> _Prompt_
Your response should contain every record below, copied exactly.

> _Exercise material_
* * * * * * * * *

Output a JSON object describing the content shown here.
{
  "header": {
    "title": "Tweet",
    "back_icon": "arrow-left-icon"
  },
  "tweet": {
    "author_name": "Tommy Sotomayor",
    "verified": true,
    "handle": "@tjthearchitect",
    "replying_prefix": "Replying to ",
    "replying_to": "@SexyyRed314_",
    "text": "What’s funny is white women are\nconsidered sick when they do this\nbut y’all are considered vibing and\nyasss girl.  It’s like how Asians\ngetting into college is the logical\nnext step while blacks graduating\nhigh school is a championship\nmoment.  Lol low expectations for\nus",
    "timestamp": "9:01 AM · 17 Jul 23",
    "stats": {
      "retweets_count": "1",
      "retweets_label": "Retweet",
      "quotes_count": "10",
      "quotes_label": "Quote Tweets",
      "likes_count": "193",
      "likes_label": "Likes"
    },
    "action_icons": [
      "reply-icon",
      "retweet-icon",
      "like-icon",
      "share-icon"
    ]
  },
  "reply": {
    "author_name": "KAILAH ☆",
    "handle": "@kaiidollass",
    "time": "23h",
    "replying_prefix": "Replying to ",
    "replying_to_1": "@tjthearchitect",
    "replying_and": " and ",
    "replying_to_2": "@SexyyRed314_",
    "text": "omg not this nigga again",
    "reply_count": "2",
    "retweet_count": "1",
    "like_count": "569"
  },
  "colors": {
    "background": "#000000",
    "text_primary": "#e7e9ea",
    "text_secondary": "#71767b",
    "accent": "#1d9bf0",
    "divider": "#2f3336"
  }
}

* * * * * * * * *

> _Solution for this task_
Output a JSON object describing the content shown here.
{
  "header": {
    "title": "Tweet",
    "back_icon": "arrow-left-icon"
  },
  "tweet": {
    "author_name": "Tommy Sotomayor",
    "verified": true,
    "handle": "@tjthearchitect",
    "replying_prefix": "Replying to ",
    "replying_to": "@SexyyRed314_",
    "text": "What’s funny is white women are\nconsidered sick when they do this\nbut y’all are considered vibing and\nyasss girl.  It’s like how Asians\ngetting into college is the logical\nnext step while blacks graduating\nhigh school is a championship\nmoment.  Lol low expectations for\nus",
    "timestamp": "9:01 AM · 17 Jul 23",
    "stats": {
      "retweets_count": "1",
      "retweets_label": "Retweet",
      "quotes_count": "10",
      "quotes_label": "Quote Tweets",
      "likes_count": "193",
      "likes_label": "Likes"
    },
    "action_icons": [
      "reply-icon",
      "retweet-icon",
      "like-icon",
      "share-icon"
    ]
  },
  "reply": {
    "author_name": "KAILAH ☆",
    "handle": "@kaiidollass",
    "time": "23h",
    "replying_prefix": "Replying to ",
    "replying_to_1": "@tjthearchitect",
    "replying_and": " and ",
    "replying_to_2": "@SexyyRed314_",
    "text": "omg not this nigga again",
    "reply_count": "2",
    "retweet_count": "1",
    "like_count": "569"
  },
  "colors": {
    "background": "#000000",
    "text_primary": "#e7e9ea",
    "text_secondary": "#71767b",
    "accent": "#1d9bf0",
    "divider": "#2f3336"
  }
}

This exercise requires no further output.